In addition to the nearly four dozen parishes which have their own cemeteries,[9] the archdiocese centrally operates five major cemeteries:[7]

Two former parish cemeteries are also operated by the parish:

Province of Washington, D.C.[edit]

Ecclesiastical Province of Washington map

See also[edit]

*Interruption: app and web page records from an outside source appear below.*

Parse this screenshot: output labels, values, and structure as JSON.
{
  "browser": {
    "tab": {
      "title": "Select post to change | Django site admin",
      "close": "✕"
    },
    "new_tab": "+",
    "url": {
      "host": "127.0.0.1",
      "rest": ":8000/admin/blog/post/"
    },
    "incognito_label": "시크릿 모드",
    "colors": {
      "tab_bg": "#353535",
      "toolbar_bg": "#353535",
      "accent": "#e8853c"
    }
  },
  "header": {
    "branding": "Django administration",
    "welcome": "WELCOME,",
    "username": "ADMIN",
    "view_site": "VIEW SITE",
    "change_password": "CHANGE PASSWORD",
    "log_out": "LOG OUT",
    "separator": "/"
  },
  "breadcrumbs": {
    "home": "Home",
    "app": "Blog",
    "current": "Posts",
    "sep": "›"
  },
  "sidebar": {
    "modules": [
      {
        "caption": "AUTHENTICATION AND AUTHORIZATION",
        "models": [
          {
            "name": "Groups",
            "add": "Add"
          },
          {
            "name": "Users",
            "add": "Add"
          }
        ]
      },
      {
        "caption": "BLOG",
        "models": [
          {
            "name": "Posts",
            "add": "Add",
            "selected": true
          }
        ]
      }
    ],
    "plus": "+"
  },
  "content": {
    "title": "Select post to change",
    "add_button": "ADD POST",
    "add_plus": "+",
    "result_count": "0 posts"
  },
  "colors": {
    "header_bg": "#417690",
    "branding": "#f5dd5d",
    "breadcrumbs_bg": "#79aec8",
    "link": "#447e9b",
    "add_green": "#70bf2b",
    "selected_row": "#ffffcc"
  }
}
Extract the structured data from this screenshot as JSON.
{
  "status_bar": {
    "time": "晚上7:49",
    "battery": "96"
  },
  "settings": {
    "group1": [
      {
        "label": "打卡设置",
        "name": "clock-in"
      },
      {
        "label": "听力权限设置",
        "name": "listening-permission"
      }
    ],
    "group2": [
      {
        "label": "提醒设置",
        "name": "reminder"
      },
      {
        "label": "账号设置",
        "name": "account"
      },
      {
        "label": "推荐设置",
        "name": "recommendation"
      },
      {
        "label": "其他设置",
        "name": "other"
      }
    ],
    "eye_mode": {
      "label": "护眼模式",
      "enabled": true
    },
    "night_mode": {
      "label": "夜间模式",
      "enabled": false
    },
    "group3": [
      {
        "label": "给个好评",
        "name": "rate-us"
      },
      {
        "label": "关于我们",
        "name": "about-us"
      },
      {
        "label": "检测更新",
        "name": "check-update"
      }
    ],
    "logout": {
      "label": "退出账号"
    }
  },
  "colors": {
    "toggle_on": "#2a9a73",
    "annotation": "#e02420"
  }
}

  1. ^ Archdiocese of Washington
  2. ^ "Statistics". Roman Catholic Archdiocese of Washington. 2016-12-06. Retrieved 2016-12-18. 
  3. ^ a b c d e Although the archdiocese was created on July 29, 1939, it shared its first archbishop with the Archdiocese of Baltimore — Archbishop Curley — who continued to administer the two archdioceses as a single unit, until Washington's first residential archbishop was appointed on Nov. 15, 1947. Most Rev. Michael J. Curley. Archdiocese of Baltimore. Retrieved on 2016-11-19. Archbishops of the Modern Era. Archdiocese of Baltimore. Retrieved on 2016-11-19.
  4. ^
  5. ^ a b c d About Us. Archdiocese of Washington. Retrieved 2016-11-19.
  6. ^ "Prefect Apostolic". The Catholic Encyclopedia. Vol. 12. New York: Robert Appleton Company, 1911. Retrieved 6 Aug 2012. 
  7. ^ a b c History from the official website of the Catholic Cemeteries of the Archdiocese of Washington
  8. ^ "Most Reverend John F. Donoghue". Roman Catholic Archdiocese of Atlanta. Retrieved December 23, 2010. 
  9. ^ Parish Cemeteries from the official website of the Catholic Cemeteries of the Archdiocese of Washington

External links[edit]

Coordinates: 38°57′11″N 76°59′7.4″W / 38.95306°N 76.985389°W / 38.95306; -76.985389